Can I add my total crypto gains to stocks gains and put everything in 1a, of Schedule D? OR... should I complete Form 8949 and fill crypto gains in Schedule D, point 3?
Yes, you should report the sale of capital assets like cryptocurrency on Form 8949 and then carry the totals to Sch D.
Depending on whether or not sales of capital assets have been reported to IRS or not you would use Form 8949 to report sales and exchanges of capital assets.
You may be required to use Form 8949 for some transactions, while others can be reported straight on Sch D.
Form 8949 allows you and the IRS to reconcile amounts that were reported to you and the IRS on Forms 1099-B or 1099-S (or substitute statements) with the amounts you report on your return.
If you receive Forms 1099-B or 1099-S (or substitute statements), always report the proceeds (sales price) shown on the form (or statement) in column (d) of Form 8949.
If Form 1099-B (or substitute statement) shows that the cost or other basis was reported to the IRS, always report the basis shown on that form (or statement) in column (e).
If any correction or adjustment to these amounts is needed, make it in column (g). See How To Complete Form 8949, Columns (f) and (g), later, for details about these adjustments.
If all Forms 1099-B (or all substitute statements) you received show basis was reported to the IRS and no correction or adjustment is needed, you may not need to file Form 8949. See Exception 1 under the instructions for line 1,
Individuals use Form 8949 to report the following.
• The sale or exchange of a capital asset not reported on another form or schedule.
• Gains from involuntary conversions (other than from casualty or theft) of capital assets not used in your trade or business.
• Nonbusiness bad debts.
• Worthlessness of a security.
• The election to defer capital gain invested in a qualified opportunity fund (QOF).
• The disposition of interests in QOFs.
If you are filing a joint return, complete as many copies of Form 8949 as you need to report all of your and your spouse's transactions.
You and your spouse may list your transactions on separate forms or you may combine them. However, you must include on your Schedule D the totals from all Forms 8949 for both you and your spouse.
You can report them on Form 8949 as noncovered securities if the date of acquisition and cost basis are not reported to IRS on a tax-reporting document and then carry to Sch D so they are included in the overall capital gain/loss calculation on the return,
For additional information please refer to the following links for Form 8949 and Sch D.
Thank you! This was helpful but didn't answer my question, or at least I'm no sure. I'd love to get a specific answer for this case:
@gloriah5200 answered your question in her first sentence.
Yes, you must file form 8949. This is the form that contains the details of each sale, which then gets summarized on Schedule D.
You must file form 8949 for both your ETrade and your cryptocurrency gains.
@Rick19744 are you sure? What about the "Exception 1" in the "2020 Instructions for Form 8949"?
Exception 1. Form 8949 isn't required for certain transactions.

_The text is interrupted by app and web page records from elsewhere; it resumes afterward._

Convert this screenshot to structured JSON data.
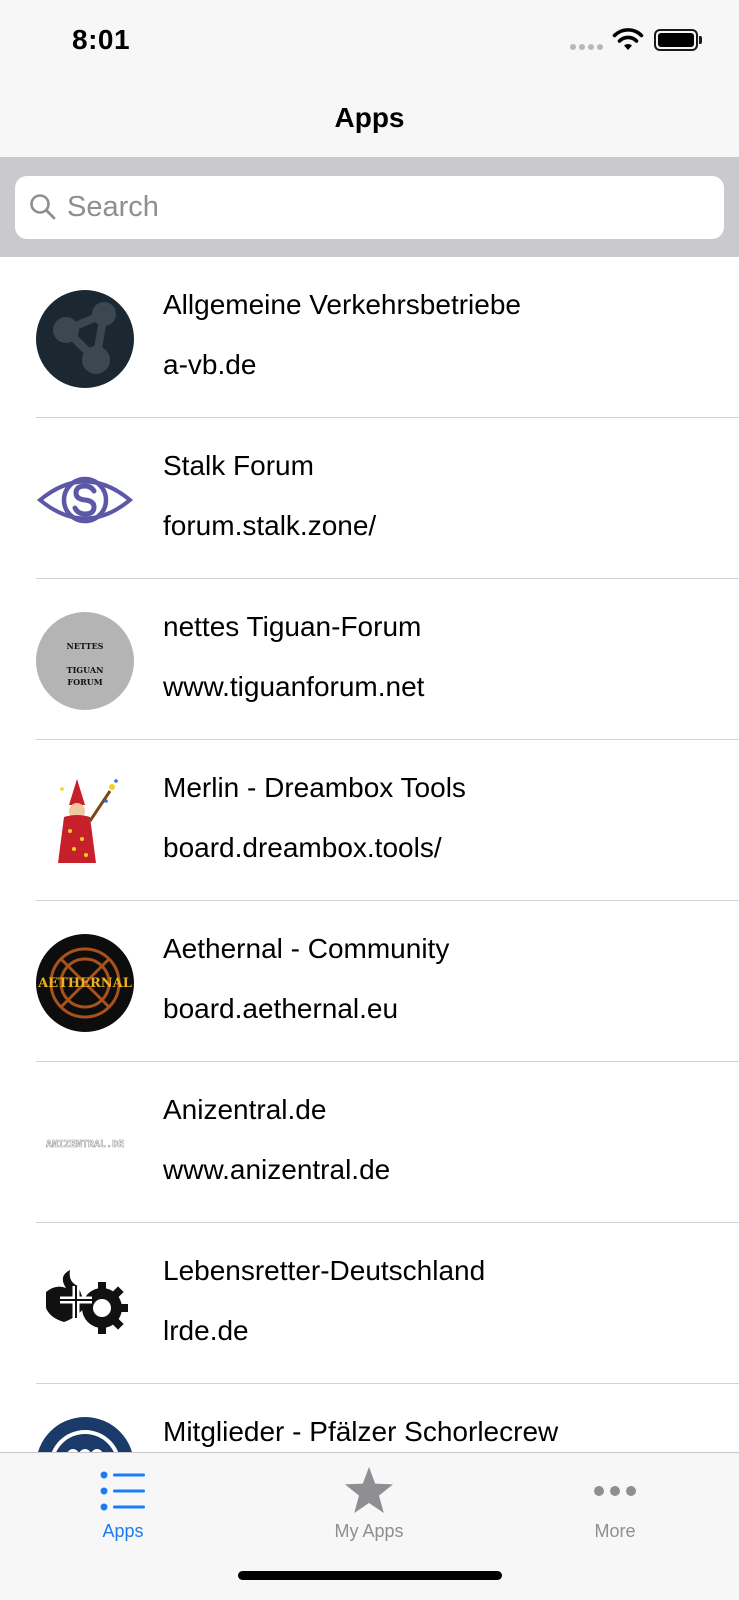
{
  "status_bar": {
    "time": "8:01"
  },
  "nav": {
    "title": "Apps"
  },
  "search": {
    "placeholder": "Search",
    "value": ""
  },
  "list": {
    "items": [
      {
        "title": "Allgemeine Verkehrsbetriebe",
        "subtitle": "a-vb.de",
        "icon": "share-network-icon"
      },
      {
        "title": "Stalk Forum",
        "subtitle": "forum.stalk.zone/",
        "icon": "eye-s-logo-icon"
      },
      {
        "title": "nettes Tiguan-Forum",
        "subtitle": "www.tiguanforum.net",
        "icon": "tiguan-forum-logo-icon",
        "logo_text": [
          "NETTES",
          "TIGUAN",
          "FORUM"
        ]
      },
      {
        "title": "Merlin - Dreambox Tools",
        "subtitle": "board.dreambox.tools/",
        "icon": "wizard-icon"
      },
      {
        "title": "Aethernal - Community",
        "subtitle": "board.aethernal.eu",
        "icon": "aethernal-logo-icon",
        "logo_text": "AETHERNAL"
      },
      {
        "title": "Anizentral.de",
        "subtitle": "www.anizentral.de",
        "icon": "anizentral-logo-icon",
        "logo_text": "ANIZENTRAL.DE"
      },
      {
        "title": "Lebensretter-Deutschland",
        "subtitle": "lrde.de",
        "icon": "lifesaver-logo-icon"
      },
      {
        "title": "Mitglieder - Pfälzer Schorlecrew",
        "subtitle": "",
        "icon": "schorlecrew-logo-icon"
      }
    ]
  },
  "tab_bar": {
    "tabs": [
      {
        "label": "Apps",
        "icon": "list-icon",
        "active": true
      },
      {
        "label": "My Apps",
        "icon": "star-icon",
        "active": false
      },
      {
        "label": "More",
        "icon": "more-icon",
        "active": false
      }
    ],
    "active_color": "#1a7cf5",
    "inactive_color": "#8e8e93"
  }
}
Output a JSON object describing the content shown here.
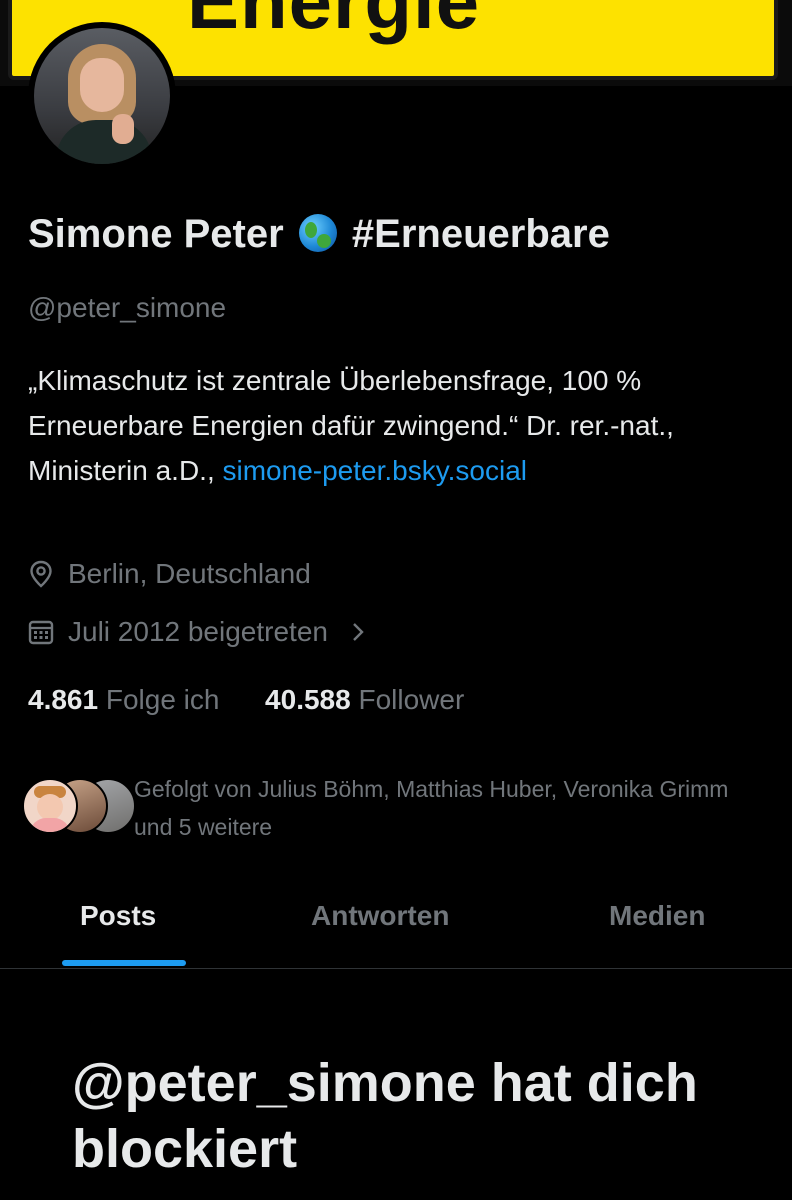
{
  "banner": {
    "sign_text": "Energie"
  },
  "profile": {
    "name": "Simone Peter",
    "hashtag": "#Erneuerbare",
    "handle": "@peter_simone",
    "bio_text": "„Klimaschutz ist zentrale Überlebensfrage, 100 % Erneuerbare Energien dafür zwingend.“ Dr. rer.-nat., Ministerin a.D.,",
    "bio_link": "simone-peter.bsky.social",
    "location": "Berlin, Deutschland",
    "joined": "Juli 2012 beigetreten"
  },
  "stats": {
    "following_count": "4.861",
    "following_label": "Folge ich",
    "followers_count": "40.588",
    "followers_label": "Follower"
  },
  "followed_by": "Gefolgt von Julius Böhm, Matthias Huber, Veronika Grimm und 5 weitere",
  "tabs": [
    {
      "label": "Posts",
      "active": true
    },
    {
      "label": "Antworten"
    },
    {
      "label": "Medien"
    }
  ],
  "blocked_message": "@peter_simone hat dich blockiert",
  "colors": {
    "accent": "#1d9bf0",
    "muted": "#71767b",
    "text": "#e7e9ea",
    "banner_yellow": "#fde200"
  }
}
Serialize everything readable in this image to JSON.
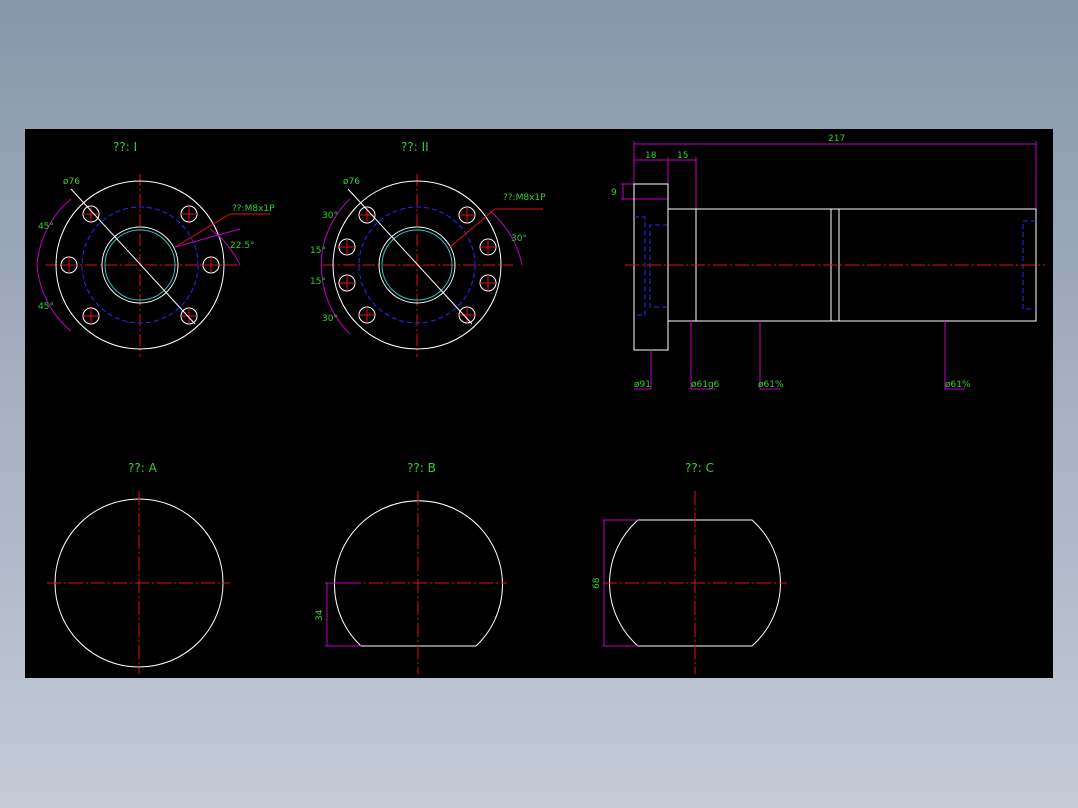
{
  "colors": {
    "background": "#000000",
    "outline": "#ffffff",
    "centerline": "#e01010",
    "hidden": "#2a2aff",
    "dimension": "#c000c0",
    "text": "#2fd02f"
  },
  "views": {
    "view1": {
      "title": "??: I",
      "dia": "ø76",
      "thread": "??:M8x1P",
      "angle_top": "45°",
      "angle_bottom": "45°",
      "angle_right": "22.5°"
    },
    "view2": {
      "title": "??: II",
      "dia": "ø76",
      "thread": "??:M8x1P",
      "a1": "30°",
      "a2": "15°",
      "a3": "15°",
      "a4": "30°",
      "a5": "30°"
    },
    "side": {
      "overall": "217",
      "d18": "18",
      "d15": "15",
      "d9": "9",
      "d91": "ø91",
      "d61g6": "ø61g6",
      "d61a": "ø61%",
      "d61b": "ø61%"
    },
    "viewA": {
      "title": "??: A"
    },
    "viewB": {
      "title": "??: B",
      "dim": "34"
    },
    "viewC": {
      "title": "??: C",
      "dim": "68"
    }
  }
}
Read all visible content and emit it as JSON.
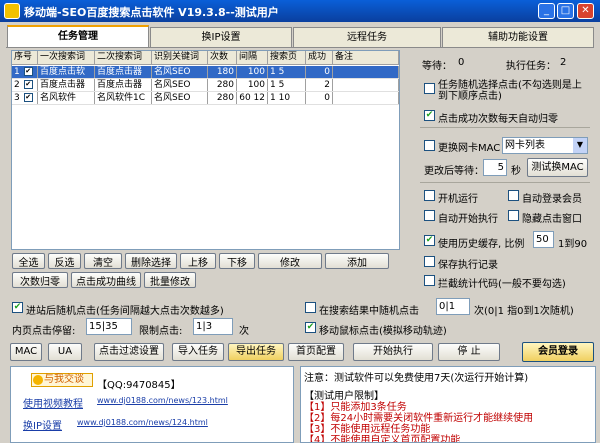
{
  "window": {
    "title": "移动端-SEO百度搜索点击软件 V19.3.8--测试用户",
    "min": "_",
    "max": "□",
    "close": "✕"
  },
  "tabs": [
    "任务管理",
    "换IP设置",
    "远程任务",
    "辅助功能设置"
  ],
  "grid": {
    "columns": [
      "序号",
      "一次搜索词",
      "二次搜索词",
      "识别关键词",
      "次数",
      "间隔",
      "搜索页",
      "成功",
      "备注"
    ],
    "rows": [
      {
        "no": "1",
        "checked": true,
        "q1": "百度点击软",
        "q2": "百度点击器",
        "kw": "名风SEO",
        "count": "180",
        "interval": "100",
        "page": "1 5",
        "success": "0",
        "note": ""
      },
      {
        "no": "2",
        "checked": true,
        "q1": "百度点击器",
        "q2": "百度点击器",
        "kw": "名风SEO",
        "count": "280",
        "interval": "100",
        "page": "1 5",
        "success": "2",
        "note": ""
      },
      {
        "no": "3",
        "checked": true,
        "q1": "名风软件",
        "q2": "名风软件1C",
        "kw": "名风SEO",
        "count": "280",
        "interval": "60 12",
        "page": "1 10",
        "success": "0",
        "note": ""
      }
    ]
  },
  "buttons": {
    "select_all": "全选",
    "invert": "反选",
    "clear": "清空",
    "delete_sel": "删除选择",
    "up": "上移",
    "down": "下移",
    "modify": "修改",
    "add": "添加",
    "reset_count": "次数归零",
    "click_curve": "点击成功曲线",
    "batch_modify": "批量修改",
    "mac": "MAC",
    "ua": "UA",
    "filter": "点击过滤设置",
    "import": "导入任务",
    "export": "导出任务",
    "homepage": "首页配置",
    "start": "开始执行",
    "stop": "停 止",
    "login": "会员登录",
    "test_mac": "测试换MAC"
  },
  "options": {
    "inner_random": "进站后随机点击(任务间隔越大点击次数越多)",
    "inner_wait_label": "内页点击停留:",
    "inner_wait_value": "15|35",
    "limit_label": "限制点击:",
    "limit_value": "1|3",
    "limit_unit": "次",
    "search_random": "在搜索结果中随机点击",
    "search_random_value": "0|1",
    "search_random_hint": "次(0|1 指0到1次随机)",
    "mouse_move": "移动鼠标点击(模拟移动轨迹)"
  },
  "right": {
    "waiting_label": "等待：",
    "waiting_value": "0",
    "done_label": "执行任务：",
    "done_value": "2",
    "random_task": "任务随机选择点击(不勾选则是上到下顺序点击)",
    "reset_daily": "点击成功次数每天自动归零",
    "change_nic": "更换网卡MAC",
    "nic_select": "网卡列表",
    "wait_label": "更改后等待：",
    "wait_value": "5",
    "wait_unit": "秒",
    "autostart": "开机运行",
    "autologin": "自动登录会员",
    "autoexec": "自动开始执行",
    "hide_window": "隐藏点击窗口",
    "history_label": "使用历史缓存, 比例",
    "history_value": "50",
    "history_range": "1到90",
    "save_log": "保存执行记录",
    "block_stats": "拦截统计代码(一般不要勾选)"
  },
  "footer": {
    "promo_title": "与我交谈",
    "qq": "【QQ:9470845】",
    "video_label": "使用视频教程",
    "video_url": "www.dj0188.com/news/123.html",
    "ip_label": "换IP设置",
    "ip_url": "www.dj0188.com/news/124.html",
    "notice_title": "注意：测试软件可以免费使用7天(次运行开始计算)",
    "notice_section": "【测试用户限制】",
    "notice_items": [
      "【1】只能添加3条任务",
      "【2】每24小时需要关闭软件重新运行才能继续使用",
      "【3】不能使用远程任务功能",
      "【4】不能使用自定义首页配置功能"
    ]
  },
  "colors": {
    "titlebar": "#0a4fb8",
    "accent": "#f0a000",
    "selection": "#3169c6",
    "notice_red": "#c00000"
  }
}
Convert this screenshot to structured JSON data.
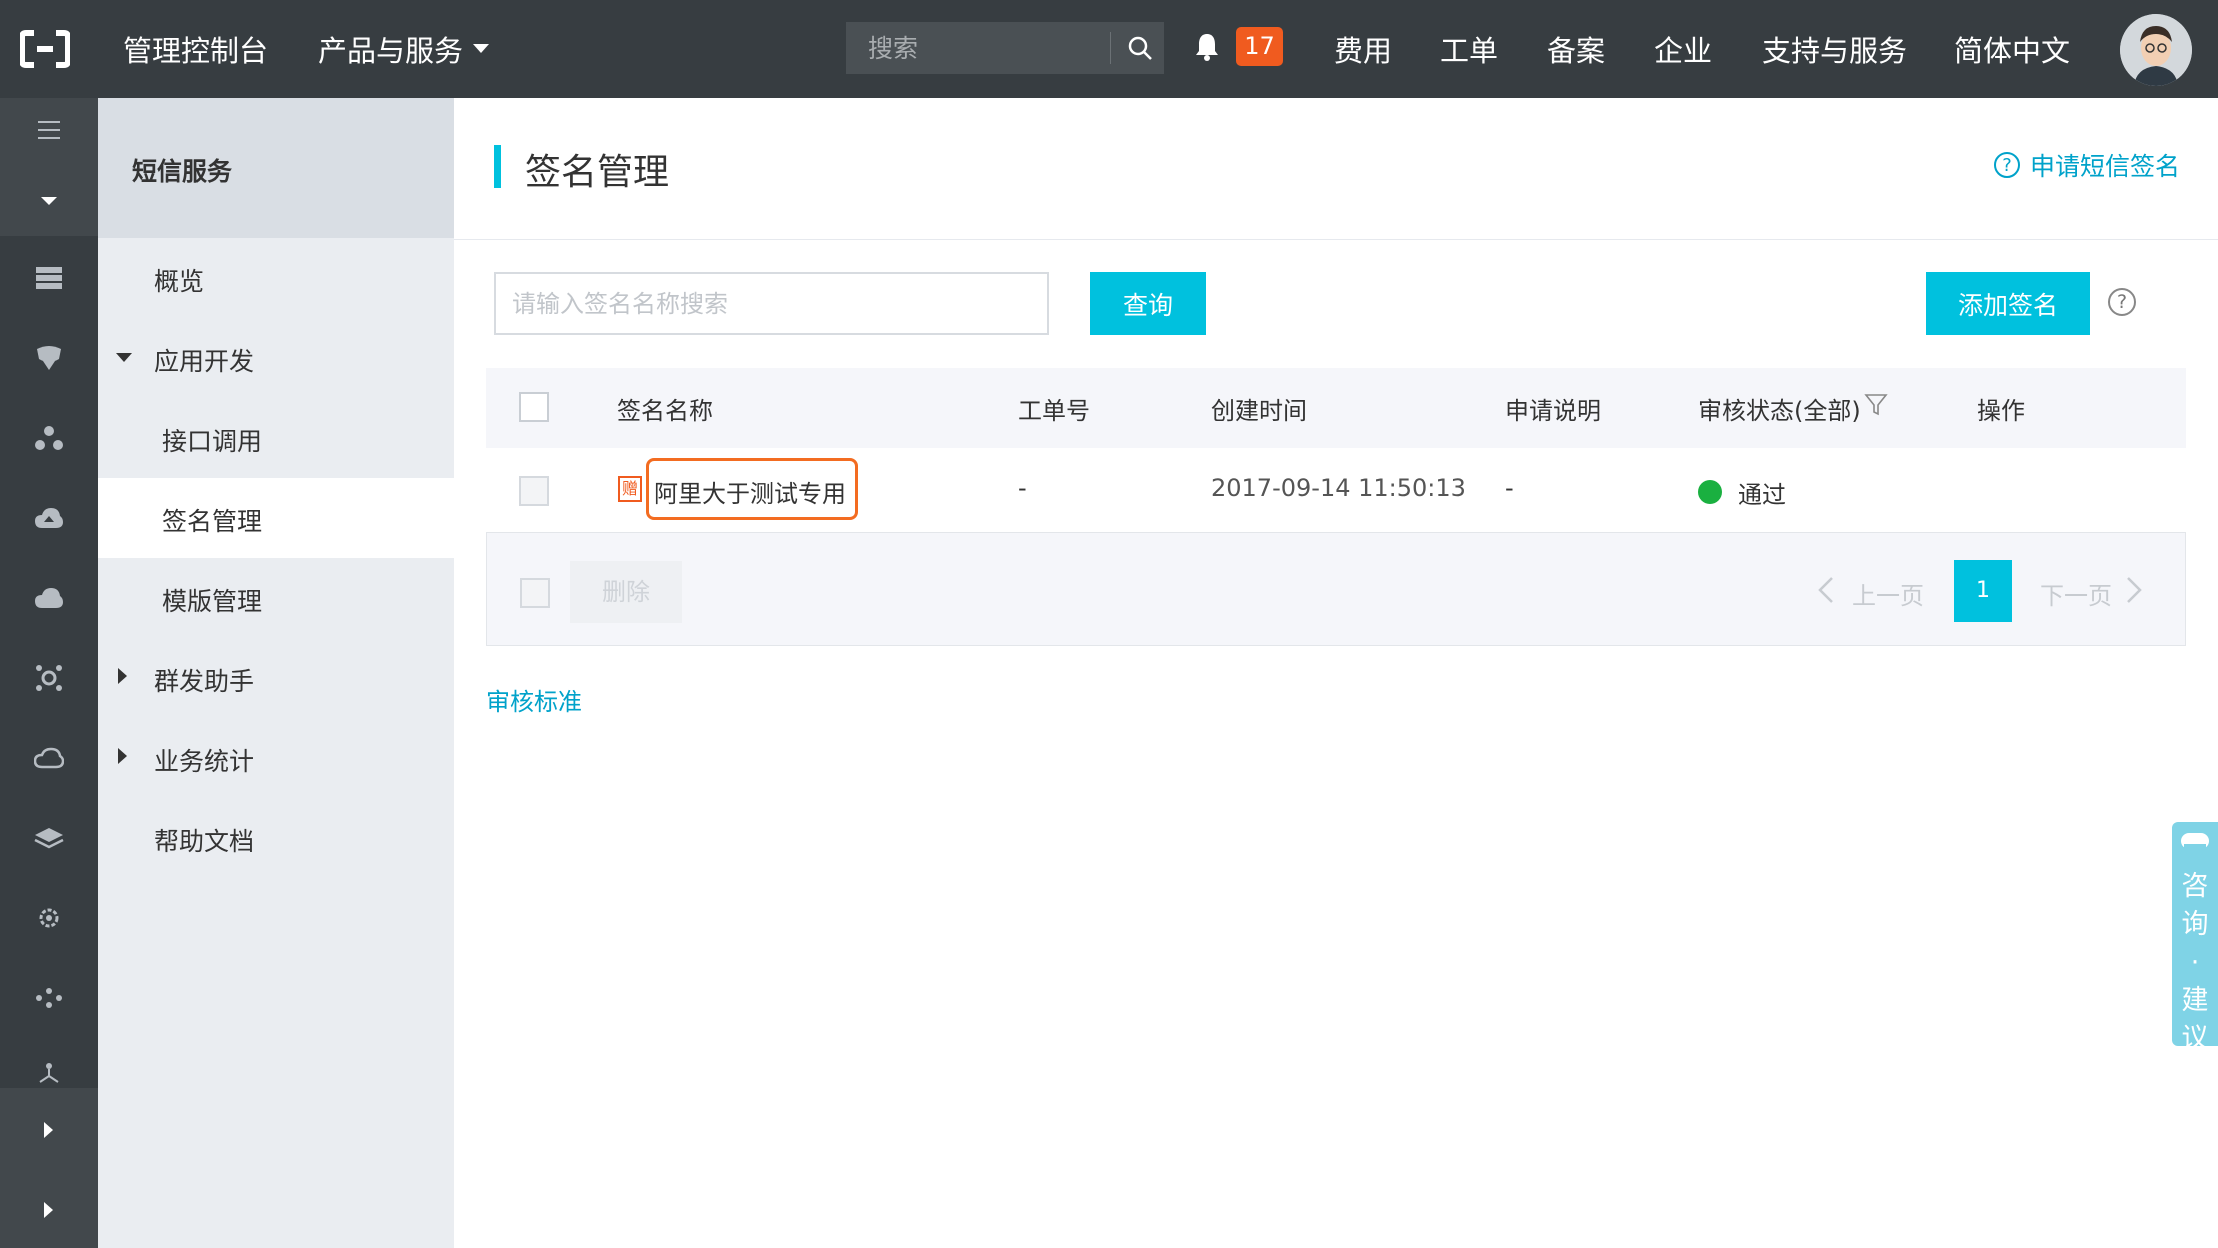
{
  "topbar": {
    "console": "管理控制台",
    "products": "产品与服务",
    "search_placeholder": "搜索",
    "notifications": "17",
    "nav": [
      "费用",
      "工单",
      "备案",
      "企业",
      "支持与服务",
      "简体中文"
    ]
  },
  "rail": {
    "icons": [
      "menu-icon",
      "chevron-down-icon",
      "server-icon",
      "database-icon",
      "network-icon",
      "cloud-upload-icon",
      "cloud-cluster-icon",
      "hub-icon",
      "cloud-icon",
      "layers-icon",
      "gear-icon",
      "nodes-icon",
      "tree-icon",
      "chevron-right-icon",
      "chevron-right-icon"
    ]
  },
  "subnav": {
    "title": "短信服务",
    "items": {
      "overview": "概览",
      "app_dev": "应用开发",
      "api_call": "接口调用",
      "signature": "签名管理",
      "template": "模版管理",
      "mass_send": "群发助手",
      "stats": "业务统计",
      "help_docs": "帮助文档"
    }
  },
  "main": {
    "title": "签名管理",
    "apply_link": "申请短信签名",
    "filter_placeholder": "请输入签名名称搜索",
    "query_button": "查询",
    "add_button": "添加签名",
    "columns": [
      "签名名称",
      "工单号",
      "创建时间",
      "申请说明",
      "审核状态(全部)",
      "操作"
    ],
    "rows": [
      {
        "gift_badge": "赠",
        "name": "阿里大于测试专用",
        "ticket": "-",
        "created": "2017-09-14 11:50:13",
        "note": "-",
        "status": "通过"
      }
    ],
    "delete_button": "删除",
    "prev_page": "上一页",
    "current_page": "1",
    "next_page": "下一页",
    "review_link": "审核标准"
  },
  "consult": {
    "text": "咨\n询\n·\n建\n议"
  },
  "colors": {
    "topbar": "#373d41",
    "accent": "#00c1de",
    "link": "#00a2ca",
    "badge": "#f05b1f",
    "status_ok": "#1ab040"
  }
}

You may be able to aggregate those transactions and report them directly on either line 1a (for short-term transactions) or line 8a (for long-term transactions) of Schedule D. This option applies only to transactions (other than sales of collectibles) for which:
• You received a Form 1099-B (or substitute statement) that shows basis was reported to the IRS and doesn't show any adjustments in box 1f or 1g;
I received 1099-B from ETrade
@gloriah5200 can you clarify?
Your initial facts do not indicate that you qualified; just because you received a form 1099-B doesn't automatically preclude you from having to enter the details on form 8949.
If you qualify, based on the details in the form 8949 instructions, then "no" you do not need to include the ETrade details on form 8949; just on Schedule D.
What else do you need to know to tell if I qualify to not file 8949 for ETrade? I'm not sure if I have more information. Regular brokerage account, one sale in 2020, that's it. Probably the most common way. Is it somewhere on my 1099?
Btw. But for crypto it's 100% clear - I must file 8949, correct?
You answered your own question in your response when you copied the instructions.
If you have no adjustments on your ETrade form 8949, then you meet the exception.
Crypto - enter on form 8949.
IRS requires details of all sell transactions, EXCEPT as noted above for Category A or D without adjustments.
If you did not get a 1099-B your category is C or F
There is no exception for these categories.
If you summarized an e-Trade 1099-B that is entirely Box A or D without adjustments, you don't mail that statement in to the IRS.
For anything else you summarized, you mail the details.
It is a simple enough rule.